Would LE seize the weapons, requiring the pawnbroker to sue the gun owner for compensation?

jtmkinsd
02-06-2011, 6:05 PM
Once he lets a pawn expire, the property goes to the pawnbroker. I'm sure the pawnbroker wouldn't mind him continually paying the interest for a long period of time, but to what end? Why not pay the pawn off, and work a consignment deal with the pawnbroker?

Dutch3
02-06-2011, 6:27 PM
Once he lets a pawn expire, the property goes to the pawnbroker. I'm sure the pawnbroker wouldn't mind him continually paying the interest for a long period of time, but to what end? Why not pay the pawn off, and work a consignment deal with the pawnbroker?

Because he can't afford to pay the loan off. Works in construction, poor economy, etc.

I suppose the easiest thing to do would be to default on the loan, and the pawnbroker would then dispose of the guns.

Being that he was required to immediately transfer/dispose of the firearms upon his conviction, but unable to regain possession to do so, I am just curious as to how the situation would be viewed from legal standpoint.

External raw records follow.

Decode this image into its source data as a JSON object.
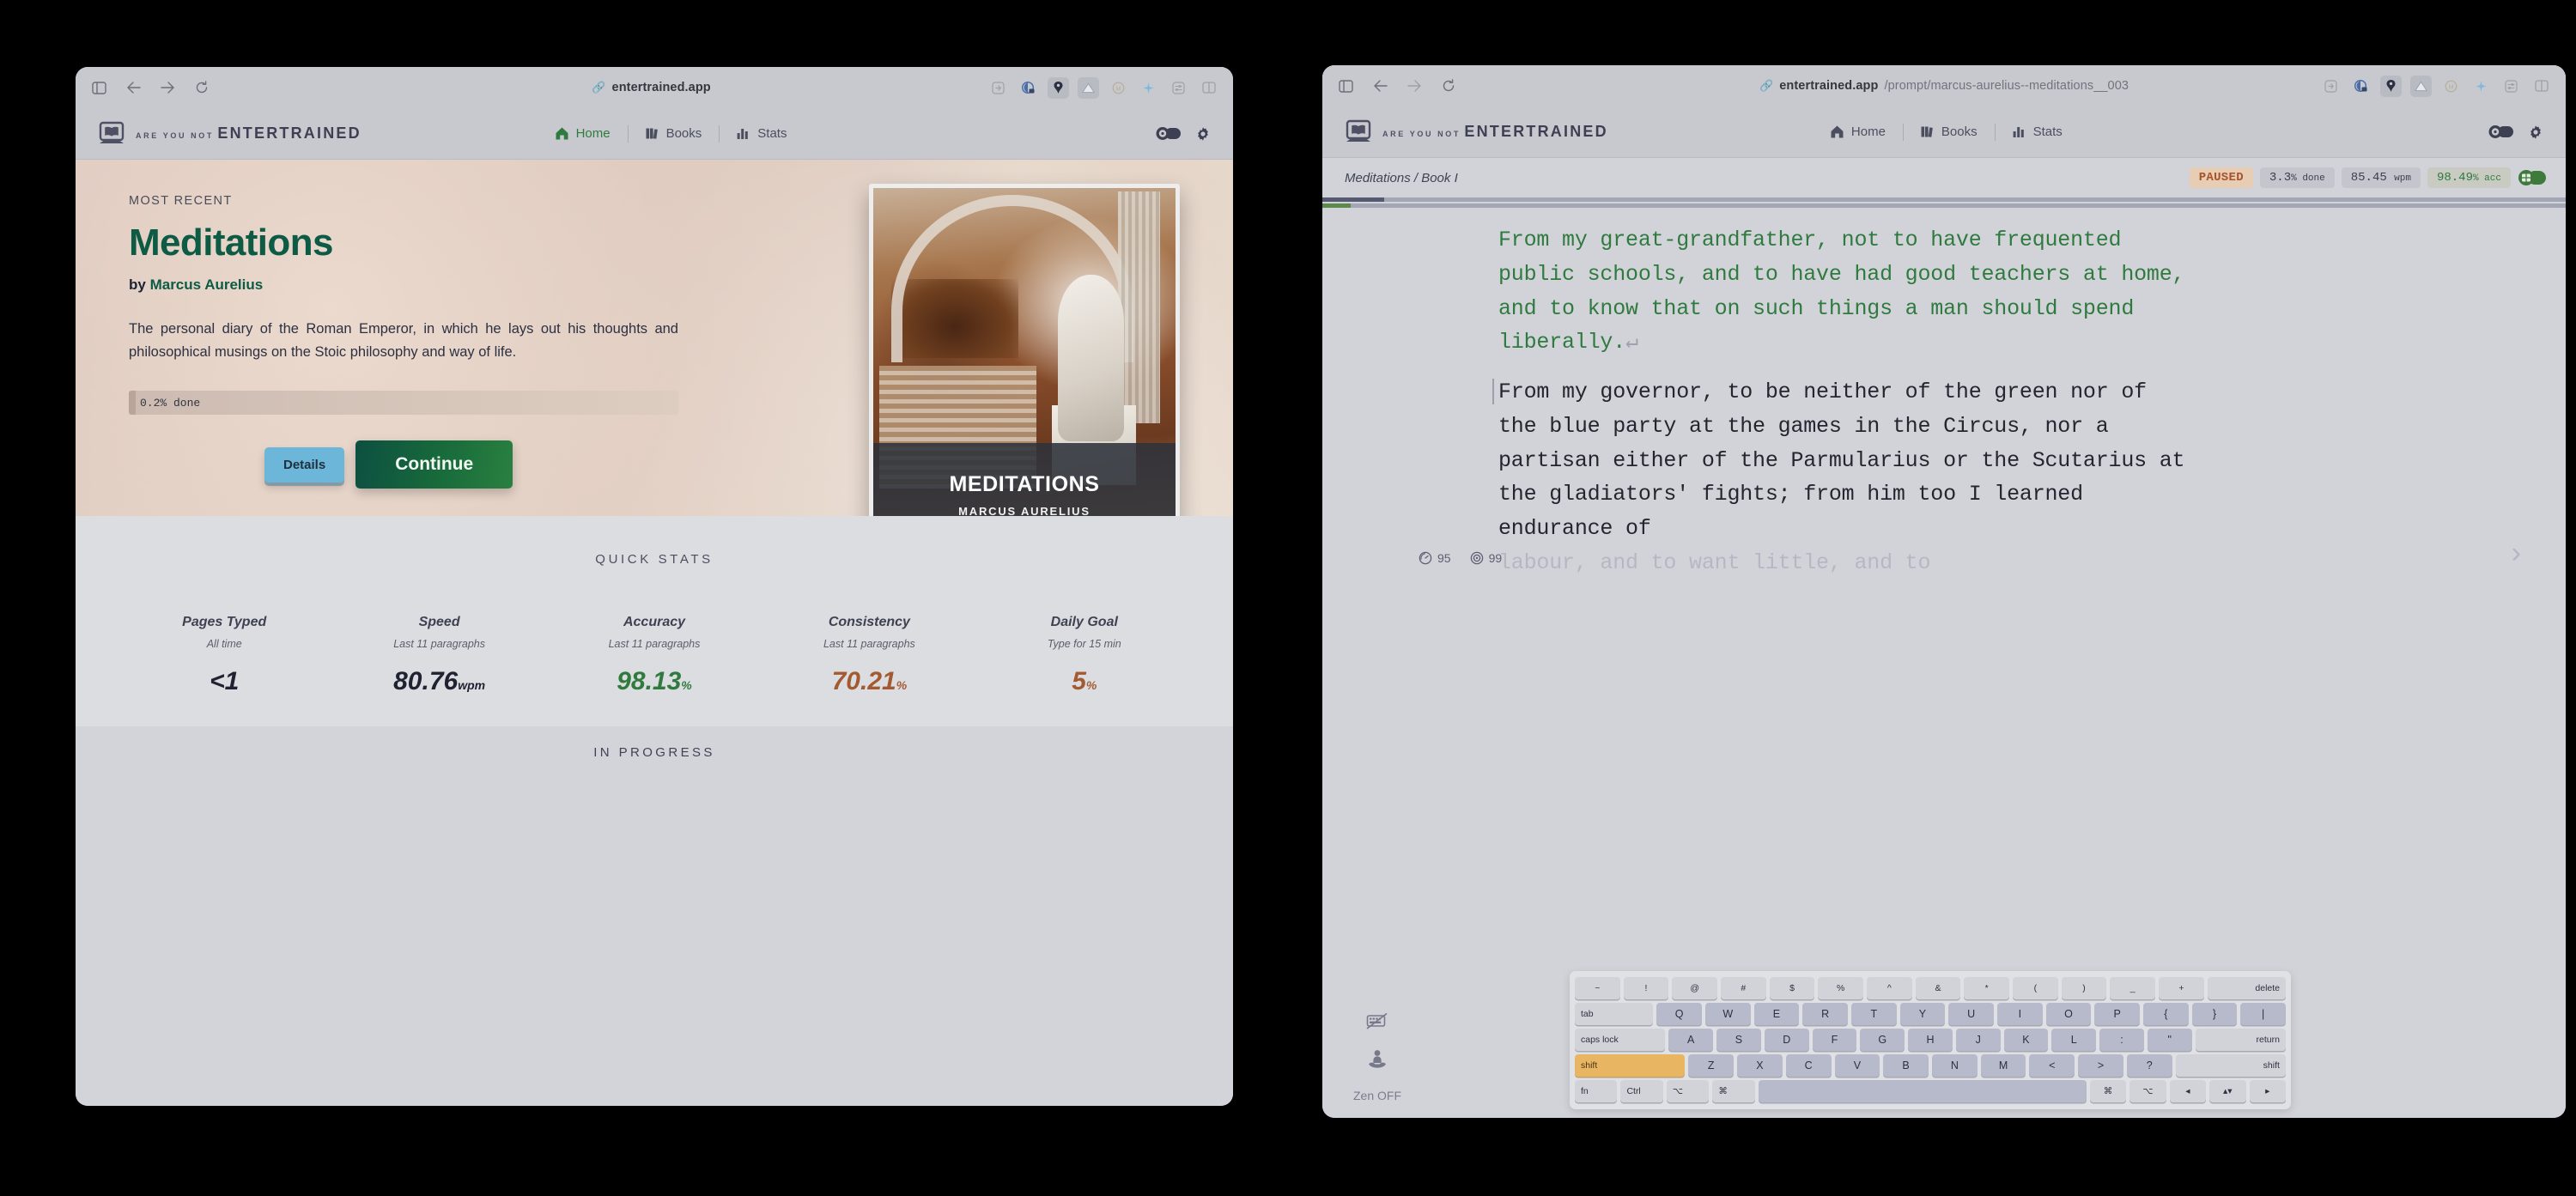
{
  "browser": {
    "left": {
      "url_domain": "entertrained.app",
      "url_path": "",
      "nav_icons": [
        "sidebar-icon",
        "back-icon",
        "forward-icon",
        "reload-icon"
      ],
      "extension_icons": [
        "share-icon",
        "shield-lock-icon",
        "password-icon",
        "cloud-icon",
        "circle-m-icon",
        "sparkle-icon",
        "sliders-icon",
        "tabs-icon"
      ]
    },
    "right": {
      "url_domain": "entertrained.app",
      "url_path": "/prompt/marcus-aurelius--meditations__003",
      "nav_icons": [
        "sidebar-icon",
        "back-icon",
        "forward-icon",
        "reload-icon"
      ],
      "extension_icons": [
        "share-icon",
        "shield-lock-icon",
        "password-icon",
        "cloud-icon",
        "circle-m-icon",
        "sparkle-icon",
        "sliders-icon",
        "tabs-icon"
      ]
    }
  },
  "app": {
    "brand_top": "ARE YOU NOT",
    "brand_bottom": "ENTERTRAINED",
    "nav": [
      {
        "label": "Home",
        "icon": "home-icon",
        "active": true
      },
      {
        "label": "Books",
        "icon": "books-icon",
        "active": false
      },
      {
        "label": "Stats",
        "icon": "bar-chart-icon",
        "active": false
      }
    ],
    "header_actions": [
      "theme-toggle",
      "settings-gear-icon"
    ]
  },
  "home": {
    "kicker": "MOST RECENT",
    "book_title": "Meditations",
    "by_prefix": "by",
    "author": "Marcus Aurelius",
    "description": "The personal diary of the Roman Emperor, in which he lays out his thoughts and philosophical musings on the Stoic philosophy and way of life.",
    "progress_label": "0.2% done",
    "progress_percent": 0.2,
    "details_button": "Details",
    "continue_button": "Continue",
    "cover": {
      "title": "MEDITATIONS",
      "author": "MARCUS AURELIUS"
    },
    "quick_stats": {
      "heading": "QUICK STATS",
      "items": [
        {
          "label": "Pages Typed",
          "sub": "All time",
          "value": "<1",
          "unit": "",
          "tone": "neutral"
        },
        {
          "label": "Speed",
          "sub": "Last 11 paragraphs",
          "value": "80.76",
          "unit": "wpm",
          "tone": "neutral"
        },
        {
          "label": "Accuracy",
          "sub": "Last 11 paragraphs",
          "value": "98.13",
          "unit": "%",
          "tone": "green"
        },
        {
          "label": "Consistency",
          "sub": "Last 11 paragraphs",
          "value": "70.21",
          "unit": "%",
          "tone": "rust"
        },
        {
          "label": "Daily Goal",
          "sub": "Type for 15 min",
          "value": "5",
          "unit": "%",
          "tone": "rust"
        }
      ]
    },
    "in_progress_heading": "IN PROGRESS"
  },
  "reader": {
    "breadcrumb": "Meditations / Book I",
    "status_chip": "PAUSED",
    "chips": [
      {
        "value": "3.3",
        "unit": "% done"
      },
      {
        "value": "85.45",
        "unit": "wpm"
      },
      {
        "value": "98.49",
        "unit": "% acc"
      }
    ],
    "toggle_state": "on",
    "progress_overall_percent": 5,
    "progress_session_percent": 2.3,
    "side_metrics": [
      {
        "icon": "speedometer-icon",
        "value": "95"
      },
      {
        "icon": "target-icon",
        "value": "99"
      }
    ],
    "paragraph_completed": "From my great-grandfather, not to have frequented public schools, and to have had good teachers at home, and to know that on such things a man should spend liberally.",
    "paragraph_completed_return_glyph": "↵",
    "paragraph_current": "From my governor, to be neither of the green nor of the blue party at the games in the Circus, nor a partisan either of the Parmularius or the Scutarius at the gladiators' fights; from him too I learned endurance of",
    "paragraph_upcoming": "labour, and to want little, and to",
    "next_arrow_glyph": "›",
    "zen_label": "Zen OFF",
    "zen_icons": [
      "keyboard-off-icon",
      "meditation-icon"
    ],
    "keyboard": {
      "row1": [
        "~",
        "!",
        "@",
        "#",
        "$",
        "%",
        "^",
        "&",
        "*",
        "(",
        ")",
        "_",
        "+",
        "delete"
      ],
      "row2": [
        "tab",
        "Q",
        "W",
        "E",
        "R",
        "T",
        "Y",
        "U",
        "I",
        "O",
        "P",
        "{",
        "}",
        "|"
      ],
      "row3": [
        "caps lock",
        "A",
        "S",
        "D",
        "F",
        "G",
        "H",
        "J",
        "K",
        "L",
        ":",
        "\"",
        "return"
      ],
      "row4": [
        "shift",
        "Z",
        "X",
        "C",
        "V",
        "B",
        "N",
        "M",
        "<",
        ">",
        "?",
        "shift"
      ],
      "row5": [
        "fn",
        "Ctrl",
        "⌥",
        "⌘",
        "",
        "⌘",
        "⌥",
        "◂",
        "▴▾",
        "▸"
      ],
      "highlighted_key": "shift"
    }
  },
  "colors": {
    "accent_green": "#2f7a3e",
    "title_green": "#0e5b45",
    "rust": "#a45a31",
    "details_blue": "#6cb6da",
    "paused_bg": "#e8cdb5",
    "shift_highlight": "#e8b662"
  }
}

jtmkinsd
02-06-2011, 6:37 PM
Because he can't afford to pay the loan off. Works in construction, poor economy, etc.

I suppose the easiest thing to do would be to default on the loan, and the pawnbroker would then dispose of the guns.

Being that he was required to immediately transfer/dispose of the firearms upon his conviction, but unable to regain possession to do so, I am just curious as to how the situation would be viewed from legal standpoint.

Well, he's SOL if he can't come up with the money...If he has a good relationship with the pawnbroker he should inform the guy what's going on and see if he can work a deal. Wouldn't hurt to ask.

Dutch3
02-06-2011, 7:01 PM
Well, he's SOL if he can't come up with the money...If he has a good relationship with the pawnbroker he should inform the guy what's going on and see if he can work a deal. Wouldn't hurt to ask.

That is a possibility. He may have already worked something out (he hasn't offered any info and I haven't asked). I have known him for about 40 years. He was convicted about a year ago.

I am just hoping that the situation as it was did not expose him to an additional charge of "felon in possession", even though he was unable to do anything about it and the firearms haven't been in his physical possession for years.

BigDogatPlay
02-06-2011, 7:15 PM
If the pawnbroker took a firearm in, then they would have to have an FFL, so far as I know. Those guns would become inventory once the loan defaults, just like any other gun an FFL holding pawnbroker loans money on.

My non-lawyerly opinion is that so long as the guns stay in the hands of the pawnbroker as collateral against a loan, then there is no potential of a felon in possession. Unless of course that person is going in and fondling his collateral when he pays on the interest to keep the loan alive.